### WHAT THE EXERCISE ASKS
Check every line of the data below for "minutes". Copy each one that has it.
### AVAILABLE RECORDS
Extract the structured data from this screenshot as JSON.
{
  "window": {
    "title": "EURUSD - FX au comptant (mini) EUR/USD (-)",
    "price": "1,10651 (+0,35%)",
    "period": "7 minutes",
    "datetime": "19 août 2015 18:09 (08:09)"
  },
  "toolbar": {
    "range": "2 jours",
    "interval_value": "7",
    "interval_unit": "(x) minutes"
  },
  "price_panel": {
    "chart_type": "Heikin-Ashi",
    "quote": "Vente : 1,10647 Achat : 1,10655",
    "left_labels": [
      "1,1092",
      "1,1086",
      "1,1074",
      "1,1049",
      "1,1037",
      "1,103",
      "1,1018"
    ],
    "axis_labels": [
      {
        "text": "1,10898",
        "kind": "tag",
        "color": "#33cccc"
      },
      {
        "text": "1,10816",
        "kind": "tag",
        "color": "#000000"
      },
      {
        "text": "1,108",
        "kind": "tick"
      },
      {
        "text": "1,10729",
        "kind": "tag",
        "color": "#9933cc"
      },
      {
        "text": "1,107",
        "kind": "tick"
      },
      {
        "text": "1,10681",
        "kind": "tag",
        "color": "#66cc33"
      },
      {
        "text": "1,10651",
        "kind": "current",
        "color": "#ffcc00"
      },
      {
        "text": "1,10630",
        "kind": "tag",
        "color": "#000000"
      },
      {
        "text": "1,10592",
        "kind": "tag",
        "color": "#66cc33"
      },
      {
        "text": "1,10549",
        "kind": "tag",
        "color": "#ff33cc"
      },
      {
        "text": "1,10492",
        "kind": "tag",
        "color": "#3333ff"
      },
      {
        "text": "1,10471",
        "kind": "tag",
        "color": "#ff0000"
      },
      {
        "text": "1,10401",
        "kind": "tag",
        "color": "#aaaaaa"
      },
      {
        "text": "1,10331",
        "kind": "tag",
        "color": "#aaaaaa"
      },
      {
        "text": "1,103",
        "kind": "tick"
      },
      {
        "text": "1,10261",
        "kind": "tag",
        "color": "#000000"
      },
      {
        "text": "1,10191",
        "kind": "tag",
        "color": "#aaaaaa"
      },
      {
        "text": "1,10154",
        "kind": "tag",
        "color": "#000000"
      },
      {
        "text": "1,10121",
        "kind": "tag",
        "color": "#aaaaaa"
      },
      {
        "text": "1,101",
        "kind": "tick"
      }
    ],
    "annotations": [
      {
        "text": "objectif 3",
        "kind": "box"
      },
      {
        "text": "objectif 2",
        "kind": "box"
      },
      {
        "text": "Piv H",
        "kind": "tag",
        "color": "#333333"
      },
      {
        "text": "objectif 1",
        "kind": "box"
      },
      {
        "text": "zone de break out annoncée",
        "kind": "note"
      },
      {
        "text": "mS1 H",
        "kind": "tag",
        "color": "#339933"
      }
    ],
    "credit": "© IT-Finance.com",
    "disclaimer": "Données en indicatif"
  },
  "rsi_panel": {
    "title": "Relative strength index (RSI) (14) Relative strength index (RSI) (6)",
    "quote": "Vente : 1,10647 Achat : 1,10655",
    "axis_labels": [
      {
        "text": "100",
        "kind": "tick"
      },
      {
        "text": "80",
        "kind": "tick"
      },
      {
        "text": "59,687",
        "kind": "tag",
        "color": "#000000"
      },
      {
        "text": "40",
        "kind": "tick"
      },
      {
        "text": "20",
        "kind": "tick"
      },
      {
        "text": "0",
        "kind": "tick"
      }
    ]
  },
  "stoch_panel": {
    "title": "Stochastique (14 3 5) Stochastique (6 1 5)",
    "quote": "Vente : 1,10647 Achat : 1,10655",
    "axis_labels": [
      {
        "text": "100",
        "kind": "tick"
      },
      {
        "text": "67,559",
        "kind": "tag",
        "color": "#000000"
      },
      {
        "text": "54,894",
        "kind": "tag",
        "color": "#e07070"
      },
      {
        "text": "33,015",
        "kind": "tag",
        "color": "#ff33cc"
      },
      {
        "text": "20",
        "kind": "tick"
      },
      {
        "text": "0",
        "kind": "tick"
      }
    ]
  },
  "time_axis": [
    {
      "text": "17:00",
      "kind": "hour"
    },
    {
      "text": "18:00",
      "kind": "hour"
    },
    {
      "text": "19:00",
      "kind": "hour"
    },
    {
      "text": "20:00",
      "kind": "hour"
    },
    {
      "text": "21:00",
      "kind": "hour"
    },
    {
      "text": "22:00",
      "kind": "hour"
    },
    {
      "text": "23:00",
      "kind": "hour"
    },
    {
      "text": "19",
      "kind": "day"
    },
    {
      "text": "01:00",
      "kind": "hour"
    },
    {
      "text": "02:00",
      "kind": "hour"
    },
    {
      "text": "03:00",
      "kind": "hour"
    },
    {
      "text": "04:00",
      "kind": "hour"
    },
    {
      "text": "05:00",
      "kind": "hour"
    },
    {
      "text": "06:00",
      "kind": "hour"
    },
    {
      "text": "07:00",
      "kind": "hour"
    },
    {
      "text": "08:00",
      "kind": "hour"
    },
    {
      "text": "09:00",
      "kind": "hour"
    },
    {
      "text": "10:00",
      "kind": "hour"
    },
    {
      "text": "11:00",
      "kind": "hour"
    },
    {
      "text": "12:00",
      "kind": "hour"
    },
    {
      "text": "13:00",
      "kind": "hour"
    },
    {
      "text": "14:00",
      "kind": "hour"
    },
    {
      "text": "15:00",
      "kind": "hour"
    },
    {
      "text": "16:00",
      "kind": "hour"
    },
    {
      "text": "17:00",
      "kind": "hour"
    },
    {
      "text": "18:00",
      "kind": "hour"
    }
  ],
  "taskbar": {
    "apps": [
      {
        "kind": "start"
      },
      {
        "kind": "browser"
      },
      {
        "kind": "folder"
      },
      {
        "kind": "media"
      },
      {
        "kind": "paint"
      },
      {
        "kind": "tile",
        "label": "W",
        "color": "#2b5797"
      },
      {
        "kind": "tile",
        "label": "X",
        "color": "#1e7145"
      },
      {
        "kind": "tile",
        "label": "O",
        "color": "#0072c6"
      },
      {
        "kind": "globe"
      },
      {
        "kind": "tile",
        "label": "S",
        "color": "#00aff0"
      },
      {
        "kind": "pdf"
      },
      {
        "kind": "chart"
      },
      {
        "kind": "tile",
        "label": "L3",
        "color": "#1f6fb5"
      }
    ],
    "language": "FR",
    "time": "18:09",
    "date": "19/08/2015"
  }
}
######
### SOLUTION
    "period": "7 minutes",
    "interval_unit": "(x) minutes"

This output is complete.